Exercise:
Determine how many lines of the listing below include the string "brush". Output the number and nothing more.

── Dataset entries ──

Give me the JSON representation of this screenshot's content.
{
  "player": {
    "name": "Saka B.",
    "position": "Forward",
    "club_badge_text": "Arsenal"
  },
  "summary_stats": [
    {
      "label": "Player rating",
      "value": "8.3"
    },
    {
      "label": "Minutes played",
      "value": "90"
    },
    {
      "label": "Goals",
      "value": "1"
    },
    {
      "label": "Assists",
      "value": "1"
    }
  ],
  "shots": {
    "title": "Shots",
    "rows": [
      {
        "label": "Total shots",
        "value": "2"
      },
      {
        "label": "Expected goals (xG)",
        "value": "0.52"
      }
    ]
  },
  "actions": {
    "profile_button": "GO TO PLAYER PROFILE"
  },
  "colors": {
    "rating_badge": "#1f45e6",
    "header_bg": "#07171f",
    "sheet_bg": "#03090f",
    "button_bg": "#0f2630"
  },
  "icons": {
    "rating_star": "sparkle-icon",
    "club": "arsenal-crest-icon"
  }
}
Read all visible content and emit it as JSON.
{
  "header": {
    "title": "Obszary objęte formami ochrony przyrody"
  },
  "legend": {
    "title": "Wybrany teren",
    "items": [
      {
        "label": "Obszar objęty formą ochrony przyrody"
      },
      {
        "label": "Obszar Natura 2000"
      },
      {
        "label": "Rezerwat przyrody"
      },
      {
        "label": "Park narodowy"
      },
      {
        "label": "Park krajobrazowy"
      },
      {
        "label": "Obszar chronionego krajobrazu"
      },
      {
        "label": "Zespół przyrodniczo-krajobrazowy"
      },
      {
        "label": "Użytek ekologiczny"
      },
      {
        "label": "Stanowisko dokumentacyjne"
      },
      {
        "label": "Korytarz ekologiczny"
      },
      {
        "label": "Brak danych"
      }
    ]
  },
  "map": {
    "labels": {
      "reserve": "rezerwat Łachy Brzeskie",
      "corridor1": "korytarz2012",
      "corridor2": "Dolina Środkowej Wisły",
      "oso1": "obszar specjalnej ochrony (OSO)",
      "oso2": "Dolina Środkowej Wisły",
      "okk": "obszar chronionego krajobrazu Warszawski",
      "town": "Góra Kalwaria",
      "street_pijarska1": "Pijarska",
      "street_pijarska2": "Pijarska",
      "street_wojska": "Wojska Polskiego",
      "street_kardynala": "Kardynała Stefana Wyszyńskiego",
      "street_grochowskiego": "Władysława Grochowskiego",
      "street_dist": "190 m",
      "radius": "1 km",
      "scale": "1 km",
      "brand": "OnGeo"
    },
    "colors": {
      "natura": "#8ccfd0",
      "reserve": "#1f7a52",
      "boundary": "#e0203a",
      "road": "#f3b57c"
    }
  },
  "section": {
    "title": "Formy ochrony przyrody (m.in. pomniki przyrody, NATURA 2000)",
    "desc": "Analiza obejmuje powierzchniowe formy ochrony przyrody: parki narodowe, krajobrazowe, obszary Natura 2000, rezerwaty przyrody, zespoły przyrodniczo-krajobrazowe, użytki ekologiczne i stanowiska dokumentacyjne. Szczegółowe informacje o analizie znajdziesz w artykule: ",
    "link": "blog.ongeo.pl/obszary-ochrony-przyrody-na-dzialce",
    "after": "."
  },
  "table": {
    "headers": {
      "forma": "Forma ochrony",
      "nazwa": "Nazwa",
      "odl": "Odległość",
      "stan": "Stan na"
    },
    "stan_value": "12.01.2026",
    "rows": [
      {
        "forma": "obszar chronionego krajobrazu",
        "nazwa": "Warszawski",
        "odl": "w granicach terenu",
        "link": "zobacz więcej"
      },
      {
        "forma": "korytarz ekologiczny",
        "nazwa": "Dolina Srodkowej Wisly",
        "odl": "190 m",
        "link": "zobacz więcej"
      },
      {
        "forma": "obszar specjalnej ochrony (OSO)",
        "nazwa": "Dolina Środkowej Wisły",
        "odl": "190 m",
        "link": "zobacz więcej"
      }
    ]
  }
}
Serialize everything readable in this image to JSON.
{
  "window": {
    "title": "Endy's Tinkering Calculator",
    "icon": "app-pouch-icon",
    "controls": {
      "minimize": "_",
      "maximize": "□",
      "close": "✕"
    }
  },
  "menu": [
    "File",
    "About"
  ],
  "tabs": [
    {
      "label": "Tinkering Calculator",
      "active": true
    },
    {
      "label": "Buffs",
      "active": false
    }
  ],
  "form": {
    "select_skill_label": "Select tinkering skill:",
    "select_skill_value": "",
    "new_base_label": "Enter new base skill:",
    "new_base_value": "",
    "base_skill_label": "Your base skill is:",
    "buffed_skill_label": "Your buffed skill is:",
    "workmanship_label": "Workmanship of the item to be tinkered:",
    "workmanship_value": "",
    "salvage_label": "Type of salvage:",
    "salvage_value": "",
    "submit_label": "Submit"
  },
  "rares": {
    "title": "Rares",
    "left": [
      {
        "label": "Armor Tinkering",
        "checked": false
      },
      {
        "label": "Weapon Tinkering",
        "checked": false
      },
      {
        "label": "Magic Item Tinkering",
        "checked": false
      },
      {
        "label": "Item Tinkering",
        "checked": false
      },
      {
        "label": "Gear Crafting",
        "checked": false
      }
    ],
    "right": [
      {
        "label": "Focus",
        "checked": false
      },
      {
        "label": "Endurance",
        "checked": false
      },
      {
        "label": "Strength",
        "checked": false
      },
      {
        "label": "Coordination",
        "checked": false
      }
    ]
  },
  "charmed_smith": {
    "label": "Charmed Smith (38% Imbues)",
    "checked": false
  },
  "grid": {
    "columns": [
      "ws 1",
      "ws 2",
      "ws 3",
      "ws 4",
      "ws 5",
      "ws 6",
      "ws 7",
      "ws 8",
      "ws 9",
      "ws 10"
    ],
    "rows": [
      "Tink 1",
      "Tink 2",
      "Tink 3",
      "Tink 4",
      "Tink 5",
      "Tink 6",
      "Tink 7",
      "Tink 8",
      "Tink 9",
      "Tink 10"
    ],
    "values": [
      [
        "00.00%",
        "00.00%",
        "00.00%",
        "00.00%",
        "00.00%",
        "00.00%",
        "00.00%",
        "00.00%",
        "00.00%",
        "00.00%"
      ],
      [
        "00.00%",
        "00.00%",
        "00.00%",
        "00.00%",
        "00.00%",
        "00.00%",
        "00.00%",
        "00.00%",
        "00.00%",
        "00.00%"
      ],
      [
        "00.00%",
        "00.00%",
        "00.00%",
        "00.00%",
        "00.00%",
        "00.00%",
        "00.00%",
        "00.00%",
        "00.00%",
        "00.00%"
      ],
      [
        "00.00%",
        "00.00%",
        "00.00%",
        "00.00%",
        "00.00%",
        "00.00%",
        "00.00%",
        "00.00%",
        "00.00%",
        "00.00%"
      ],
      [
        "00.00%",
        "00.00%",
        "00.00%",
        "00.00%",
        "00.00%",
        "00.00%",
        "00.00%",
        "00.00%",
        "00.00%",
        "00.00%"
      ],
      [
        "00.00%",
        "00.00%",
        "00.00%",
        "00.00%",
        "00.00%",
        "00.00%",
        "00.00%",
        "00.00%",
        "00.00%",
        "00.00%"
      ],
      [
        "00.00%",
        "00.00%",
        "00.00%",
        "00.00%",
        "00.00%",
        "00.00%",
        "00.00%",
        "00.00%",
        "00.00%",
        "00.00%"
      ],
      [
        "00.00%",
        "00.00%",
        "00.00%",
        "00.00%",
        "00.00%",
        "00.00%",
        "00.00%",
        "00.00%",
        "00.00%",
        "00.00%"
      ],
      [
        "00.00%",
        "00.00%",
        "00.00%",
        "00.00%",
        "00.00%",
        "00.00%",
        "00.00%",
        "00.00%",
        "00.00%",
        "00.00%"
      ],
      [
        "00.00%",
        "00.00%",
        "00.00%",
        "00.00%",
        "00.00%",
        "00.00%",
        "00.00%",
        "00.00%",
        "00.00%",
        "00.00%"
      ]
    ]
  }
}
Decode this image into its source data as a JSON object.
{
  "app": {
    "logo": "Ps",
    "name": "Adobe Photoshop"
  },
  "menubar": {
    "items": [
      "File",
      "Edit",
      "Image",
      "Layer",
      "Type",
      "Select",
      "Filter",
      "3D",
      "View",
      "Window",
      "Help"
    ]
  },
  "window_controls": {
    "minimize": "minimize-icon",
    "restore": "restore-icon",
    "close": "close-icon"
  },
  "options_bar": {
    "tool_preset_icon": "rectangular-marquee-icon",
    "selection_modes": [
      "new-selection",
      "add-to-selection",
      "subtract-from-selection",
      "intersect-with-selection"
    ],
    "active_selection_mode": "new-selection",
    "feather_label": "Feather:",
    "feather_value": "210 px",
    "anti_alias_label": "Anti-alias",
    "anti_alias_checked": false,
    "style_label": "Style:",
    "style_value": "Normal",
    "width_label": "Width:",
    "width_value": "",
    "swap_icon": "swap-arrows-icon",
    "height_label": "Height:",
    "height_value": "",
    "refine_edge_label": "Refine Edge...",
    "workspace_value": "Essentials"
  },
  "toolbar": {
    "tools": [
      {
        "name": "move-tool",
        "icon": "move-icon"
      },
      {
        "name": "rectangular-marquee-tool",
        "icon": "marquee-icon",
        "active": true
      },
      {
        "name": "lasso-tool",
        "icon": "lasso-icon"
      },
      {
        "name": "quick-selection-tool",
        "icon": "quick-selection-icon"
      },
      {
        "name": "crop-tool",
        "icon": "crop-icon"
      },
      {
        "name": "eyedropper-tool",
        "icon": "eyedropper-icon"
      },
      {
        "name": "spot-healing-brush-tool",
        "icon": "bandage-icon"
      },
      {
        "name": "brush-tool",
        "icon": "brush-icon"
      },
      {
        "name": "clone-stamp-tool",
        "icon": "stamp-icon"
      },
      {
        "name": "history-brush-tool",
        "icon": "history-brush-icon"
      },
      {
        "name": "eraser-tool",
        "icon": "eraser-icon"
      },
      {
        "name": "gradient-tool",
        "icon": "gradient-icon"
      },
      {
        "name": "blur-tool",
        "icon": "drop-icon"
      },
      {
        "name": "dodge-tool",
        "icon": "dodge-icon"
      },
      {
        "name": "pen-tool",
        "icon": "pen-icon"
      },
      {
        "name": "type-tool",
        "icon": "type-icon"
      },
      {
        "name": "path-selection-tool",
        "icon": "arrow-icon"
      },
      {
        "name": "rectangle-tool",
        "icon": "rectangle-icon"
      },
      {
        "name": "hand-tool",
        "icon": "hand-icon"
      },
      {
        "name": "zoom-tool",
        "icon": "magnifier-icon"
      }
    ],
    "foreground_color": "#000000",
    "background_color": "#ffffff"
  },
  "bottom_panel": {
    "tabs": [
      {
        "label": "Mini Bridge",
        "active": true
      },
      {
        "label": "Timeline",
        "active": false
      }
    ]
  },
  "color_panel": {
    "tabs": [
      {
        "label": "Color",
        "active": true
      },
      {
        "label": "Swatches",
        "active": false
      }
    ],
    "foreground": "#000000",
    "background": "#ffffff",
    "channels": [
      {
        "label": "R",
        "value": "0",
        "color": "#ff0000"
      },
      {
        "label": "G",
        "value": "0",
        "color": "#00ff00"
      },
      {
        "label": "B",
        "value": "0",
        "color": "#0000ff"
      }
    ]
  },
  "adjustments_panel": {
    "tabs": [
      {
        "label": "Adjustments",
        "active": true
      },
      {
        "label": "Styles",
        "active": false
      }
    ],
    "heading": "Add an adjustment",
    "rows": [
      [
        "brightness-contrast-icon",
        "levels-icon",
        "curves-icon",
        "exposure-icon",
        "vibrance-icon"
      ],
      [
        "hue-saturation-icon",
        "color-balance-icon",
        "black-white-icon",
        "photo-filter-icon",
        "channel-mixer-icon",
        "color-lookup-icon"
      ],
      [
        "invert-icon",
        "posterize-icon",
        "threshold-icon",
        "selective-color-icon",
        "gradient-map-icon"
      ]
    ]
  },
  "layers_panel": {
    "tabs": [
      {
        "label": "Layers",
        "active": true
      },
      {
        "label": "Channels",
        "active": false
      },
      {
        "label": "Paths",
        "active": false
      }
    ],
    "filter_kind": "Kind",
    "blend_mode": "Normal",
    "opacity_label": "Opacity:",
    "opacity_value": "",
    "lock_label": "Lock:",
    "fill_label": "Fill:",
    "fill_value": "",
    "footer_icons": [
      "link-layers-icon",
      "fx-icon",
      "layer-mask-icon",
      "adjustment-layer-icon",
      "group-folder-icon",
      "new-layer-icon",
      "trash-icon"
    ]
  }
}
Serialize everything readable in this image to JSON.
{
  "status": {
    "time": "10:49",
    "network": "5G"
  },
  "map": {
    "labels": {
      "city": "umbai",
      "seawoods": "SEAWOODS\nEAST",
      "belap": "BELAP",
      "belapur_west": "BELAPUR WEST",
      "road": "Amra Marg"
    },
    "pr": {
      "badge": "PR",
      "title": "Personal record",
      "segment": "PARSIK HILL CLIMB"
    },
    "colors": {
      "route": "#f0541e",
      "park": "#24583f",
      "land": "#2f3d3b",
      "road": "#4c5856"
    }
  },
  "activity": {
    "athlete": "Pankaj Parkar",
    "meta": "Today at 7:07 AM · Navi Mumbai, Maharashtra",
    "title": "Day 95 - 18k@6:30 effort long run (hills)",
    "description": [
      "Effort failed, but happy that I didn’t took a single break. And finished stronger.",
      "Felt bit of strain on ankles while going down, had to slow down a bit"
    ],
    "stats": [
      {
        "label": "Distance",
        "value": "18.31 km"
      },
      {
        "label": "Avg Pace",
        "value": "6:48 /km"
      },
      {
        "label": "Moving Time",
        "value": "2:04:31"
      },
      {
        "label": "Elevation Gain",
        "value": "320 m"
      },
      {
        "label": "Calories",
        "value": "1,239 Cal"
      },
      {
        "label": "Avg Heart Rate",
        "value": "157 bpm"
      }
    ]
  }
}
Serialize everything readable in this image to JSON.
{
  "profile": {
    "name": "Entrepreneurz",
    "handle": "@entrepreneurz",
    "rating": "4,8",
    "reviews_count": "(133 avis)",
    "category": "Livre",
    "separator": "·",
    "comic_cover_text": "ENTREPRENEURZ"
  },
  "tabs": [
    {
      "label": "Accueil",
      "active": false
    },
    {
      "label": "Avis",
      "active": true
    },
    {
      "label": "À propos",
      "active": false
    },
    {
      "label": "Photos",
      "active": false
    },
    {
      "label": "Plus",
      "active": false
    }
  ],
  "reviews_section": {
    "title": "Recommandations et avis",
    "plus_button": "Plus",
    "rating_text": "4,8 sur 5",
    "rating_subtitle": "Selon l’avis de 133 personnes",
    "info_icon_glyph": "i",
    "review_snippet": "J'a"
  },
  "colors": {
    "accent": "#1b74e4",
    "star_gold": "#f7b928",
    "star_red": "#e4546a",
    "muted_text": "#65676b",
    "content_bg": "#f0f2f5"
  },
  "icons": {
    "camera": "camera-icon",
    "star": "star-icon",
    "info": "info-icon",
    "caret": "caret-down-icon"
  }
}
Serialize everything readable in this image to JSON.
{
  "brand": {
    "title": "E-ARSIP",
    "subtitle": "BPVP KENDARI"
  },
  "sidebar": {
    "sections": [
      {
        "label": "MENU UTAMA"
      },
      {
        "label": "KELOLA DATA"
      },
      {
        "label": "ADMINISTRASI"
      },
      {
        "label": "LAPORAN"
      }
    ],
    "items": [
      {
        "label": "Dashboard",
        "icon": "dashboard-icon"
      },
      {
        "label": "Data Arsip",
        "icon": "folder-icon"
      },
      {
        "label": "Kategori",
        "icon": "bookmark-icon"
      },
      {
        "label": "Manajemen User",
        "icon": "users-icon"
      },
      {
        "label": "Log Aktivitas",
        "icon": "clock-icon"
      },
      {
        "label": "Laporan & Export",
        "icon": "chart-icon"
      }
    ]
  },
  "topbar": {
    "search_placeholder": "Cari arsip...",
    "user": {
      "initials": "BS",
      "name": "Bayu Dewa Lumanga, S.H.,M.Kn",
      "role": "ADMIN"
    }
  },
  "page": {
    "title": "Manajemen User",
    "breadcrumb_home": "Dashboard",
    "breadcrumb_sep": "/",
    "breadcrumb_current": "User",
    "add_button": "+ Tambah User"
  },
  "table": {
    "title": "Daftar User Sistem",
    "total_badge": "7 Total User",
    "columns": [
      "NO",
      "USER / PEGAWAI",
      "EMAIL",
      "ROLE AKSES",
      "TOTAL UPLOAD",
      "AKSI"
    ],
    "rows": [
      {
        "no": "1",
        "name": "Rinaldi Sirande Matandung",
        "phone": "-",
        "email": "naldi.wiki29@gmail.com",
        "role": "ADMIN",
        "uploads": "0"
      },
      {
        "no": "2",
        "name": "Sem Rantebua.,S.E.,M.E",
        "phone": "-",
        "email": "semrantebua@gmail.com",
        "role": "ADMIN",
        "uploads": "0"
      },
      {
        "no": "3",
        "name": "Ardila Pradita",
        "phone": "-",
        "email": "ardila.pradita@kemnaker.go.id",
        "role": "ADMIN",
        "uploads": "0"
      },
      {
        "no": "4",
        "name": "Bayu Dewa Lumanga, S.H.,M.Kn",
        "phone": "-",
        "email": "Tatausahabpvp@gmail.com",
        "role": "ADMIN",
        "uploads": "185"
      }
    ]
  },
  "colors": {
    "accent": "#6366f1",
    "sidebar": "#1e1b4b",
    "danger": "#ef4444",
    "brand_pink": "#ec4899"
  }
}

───

Written response:
5